Sajjad recalls that previously, ‘the villagers used to guard the old, partial[ly] damaged conventional corral with stone walls only 1.2 meters high. But following the construction of new corrals with the support of the project, [villagers] now sleep peacefully, no longer in fear of carnivore attacks - including snow leopards.'
Prevention is better for farmers when it comes to predation, so investment in more secure corrals to decrease snow leopard attacks is key to improving perceptions and attitudes around snow leopards and secure herder livelihood. Preventing predation directly helps reduce a major threat to snow leopards, and is an immediate response to a pressing issue for many communities residing in snow leopard habitat. Furthermore, by building robust physical infrastructure, communities are directly benefitted. These direct benefits to communities help SLF to build strong bonds of trust and respect in project communities.

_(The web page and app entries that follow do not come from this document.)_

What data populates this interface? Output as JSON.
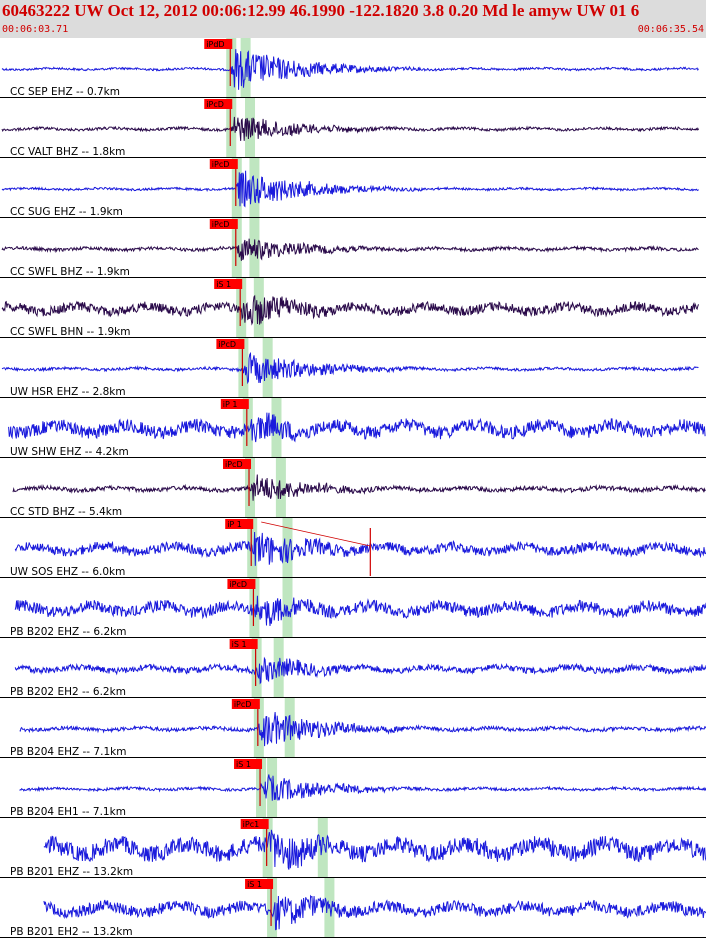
{
  "header": {
    "title": "60463222 UW Oct 12, 2012 00:06:12.99   46.1990 -122.1820  3.8 0.20 Md le amyw UW 01   6",
    "start_time": "00:06:03.71",
    "end_time": "00:06:35.54"
  },
  "colors": {
    "header_bg": "#dcdcdc",
    "header_text": "#d00000",
    "trace_vertical": "#1a1adc",
    "trace_horizontal": "#2a0a4a",
    "pick_box": "#ff0000",
    "pick_line": "#d00000",
    "phase_window": "#bfe6c0",
    "separator": "#000000"
  },
  "chart_data": {
    "type": "line",
    "title": "60463222 UW Oct 12, 2012 00:06:12.99   46.1990 -122.1820  3.8 0.20 Md le amyw UW 01   6",
    "xlim": [
      "00:06:03.71",
      "00:06:35.54"
    ],
    "series": [
      {
        "name": "CC SEP EHZ -- 0.7km",
        "pick": "iPdD",
        "component": "Z",
        "p_time": 10.35,
        "s_time": 11.0,
        "amp": 0.9,
        "noise": 0.04,
        "start": 0.0,
        "end": 31.6
      },
      {
        "name": "CC VALT BHZ -- 1.8km",
        "pick": "iPcD",
        "component": "H",
        "p_time": 10.35,
        "s_time": 11.2,
        "amp": 0.6,
        "noise": 0.05,
        "start": 0.0,
        "end": 31.6
      },
      {
        "name": "CC SUG EHZ -- 1.9km",
        "pick": "iPcD",
        "component": "Z",
        "p_time": 10.6,
        "s_time": 11.4,
        "amp": 0.8,
        "noise": 0.04,
        "start": 0.0,
        "end": 31.6
      },
      {
        "name": "CC SWFL BHZ -- 1.9km",
        "pick": "iPcD",
        "component": "H",
        "p_time": 10.6,
        "s_time": 11.4,
        "amp": 0.55,
        "noise": 0.06,
        "start": 0.0,
        "end": 31.6
      },
      {
        "name": "CC SWFL BHN -- 1.9km",
        "pick": "iS 1",
        "component": "H",
        "p_time": 10.8,
        "s_time": 11.6,
        "amp": 0.75,
        "noise": 0.18,
        "start": 0.0,
        "end": 31.6
      },
      {
        "name": "UW HSR EHZ -- 2.8km",
        "pick": "iPcD",
        "component": "Z",
        "p_time": 10.9,
        "s_time": 12.0,
        "amp": 0.7,
        "noise": 0.05,
        "start": 0.0,
        "end": 31.6
      },
      {
        "name": "UW SHW EHZ -- 4.2km",
        "pick": "iP 1",
        "component": "Z",
        "p_time": 11.1,
        "s_time": 12.4,
        "amp": 0.7,
        "noise": 0.25,
        "start": 0.3,
        "end": 31.9
      },
      {
        "name": "CC STD BHZ -- 5.4km",
        "pick": "iPcD",
        "component": "H",
        "p_time": 11.2,
        "s_time": 12.6,
        "amp": 0.6,
        "noise": 0.08,
        "start": 0.5,
        "end": 31.9
      },
      {
        "name": "UW SOS EHZ -- 6.0km",
        "pick": "iP 1",
        "component": "Z",
        "p_time": 11.3,
        "s_time": 12.9,
        "amp": 0.8,
        "noise": 0.18,
        "start": 0.6,
        "end": 32.1
      },
      {
        "name": "PB B202 EHZ -- 6.2km",
        "pick": "iPcD",
        "component": "Z",
        "p_time": 11.4,
        "s_time": 12.9,
        "amp": 0.7,
        "noise": 0.22,
        "start": 0.6,
        "end": 32.1
      },
      {
        "name": "PB B202 EH2 -- 6.2km",
        "pick": "iS 1",
        "component": "Z",
        "p_time": 11.5,
        "s_time": 12.5,
        "amp": 0.55,
        "noise": 0.12,
        "start": 0.6,
        "end": 32.1
      },
      {
        "name": "PB B204 EHZ -- 7.1km",
        "pick": "iPcD",
        "component": "Z",
        "p_time": 11.6,
        "s_time": 13.0,
        "amp": 0.8,
        "noise": 0.07,
        "start": 0.8,
        "end": 32.3
      },
      {
        "name": "PB B204 EH1 -- 7.1km",
        "pick": "iS 1",
        "component": "Z",
        "p_time": 11.7,
        "s_time": 12.2,
        "amp": 0.6,
        "noise": 0.05,
        "start": 0.8,
        "end": 32.3
      },
      {
        "name": "PB B201 EHZ -- 13.2km",
        "pick": "iPc1",
        "component": "Z",
        "p_time": 12.0,
        "s_time": 14.5,
        "amp": 0.9,
        "noise": 0.32,
        "start": 1.9,
        "end": 33.3
      },
      {
        "name": "PB B201 EH2 -- 13.2km",
        "pick": "iS 1",
        "component": "Z",
        "p_time": 12.2,
        "s_time": 14.8,
        "amp": 0.75,
        "noise": 0.22,
        "start": 1.9,
        "end": 33.3
      }
    ]
  }
}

Under PSLEP, the construction of 50 corrals in project areas has been planned. In addition to protecting local livestock – and by extension carnivores - through mitigating human-predator conflicts, these corrals are providing valuable employment opportunities for the communities, via hiring local masons and laborers to build and maintain the structures.
Even when the herders build the corrals themselves, they are gaining a marketable skill that not only builds their own capacity, but which can be taught to others as well. These corrals also protect animals from harsh weather conditions and help reduce the spread of contiguous diseases by providing more secure and hygienic spaces for livestock.

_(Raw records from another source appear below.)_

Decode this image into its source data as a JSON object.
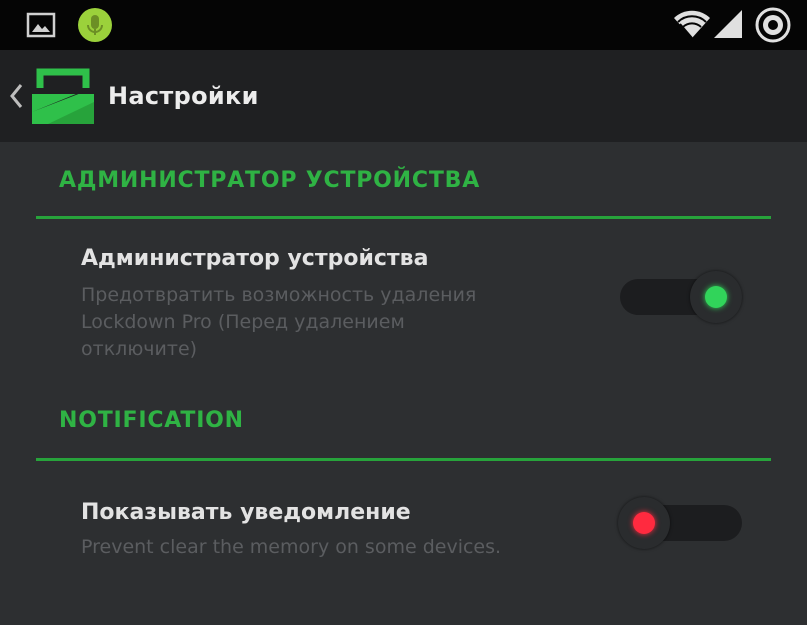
{
  "status_bar": {
    "icons": [
      "image-notification-icon",
      "android-notification-icon",
      "wifi-icon",
      "signal-icon",
      "battery-icon"
    ],
    "colors": {
      "background": "#050505",
      "android": "#9bd13b"
    }
  },
  "action_bar": {
    "title": "Настройки",
    "icons": [
      "back-chevron-icon",
      "lockdown-logo-icon"
    ]
  },
  "sections": [
    {
      "header": "АДМИНИСТРАТОР УСТРОЙСТВА",
      "preference": {
        "title": "Администратор устройства",
        "summary_lines": [
          "Предотвратить возможность удаления",
          "Lockdown Pro (Перед удалением",
          "отключите)"
        ],
        "enabled": true
      }
    },
    {
      "header": "NOTIFICATION",
      "preference": {
        "title": "Показывать уведомление",
        "summary_lines": [
          "Prevent clear the memory on some devices."
        ],
        "enabled": false
      }
    }
  ],
  "colors": {
    "accent_green": "#2fb344",
    "toggle_on": "#31d45a",
    "toggle_off": "#ff2a3f",
    "background": "#2d2f31"
  }
}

These improvements facilitate a healthier relationship between locals and snow leopards, and ensure buy-in from farmers like Sajjad, and communities like Kanju Kohsal.
Conservation tourism to protect biodiversity
Providing opportunities to local communities via livelihood enhancement is another form of insurance against snow leopard predations and loss of livestock. Under this model, a pilot conservation tourism site was developed in Hopar Valley in the Nagar District of northern Pakistan.
The pilot tourism site includes a tourist information center, glacier lookout point, and glamping site. Trekking to Pakistan’s highest lake (Rush Lake) and the opportunity to watch wildlife and local peaks are part of tour packages developed for tourists. This site now provides employment opportunities, promotion of local handicrafts and local food, and other products from the Hopar community for the betterment of their livelihoods.
Empowering rural women as change-agents
Another initiative for building livelihoods is the development of skill centers for women artisans. The Snow Leopard Enterprises Programme (SLEP) is a multifaceted and holistic initiative that addresses behavior change, compensatory mechanisms, and structural needs of communities to establish a better relationship with nature and carnivore populations.
The SLEP empowers community members to become change-agents and conservationists in their communities. The SLEP focuses specifically on uplifting women, as they have the power to transform families financially while also cementing behaviour change by educating their children and other community members.
For rural female artisans there is a positive ripple effect of conservation in their community and linking them with a national and global market, SLEP garners various socioeconomic and conservation benefits that further strengthen SLF’s core work.
This piece was originally posted on Exposure by the UN Development Programme.
For more information about the work GEF is funding on snow leopard conservation, please read the publication Silent Roar.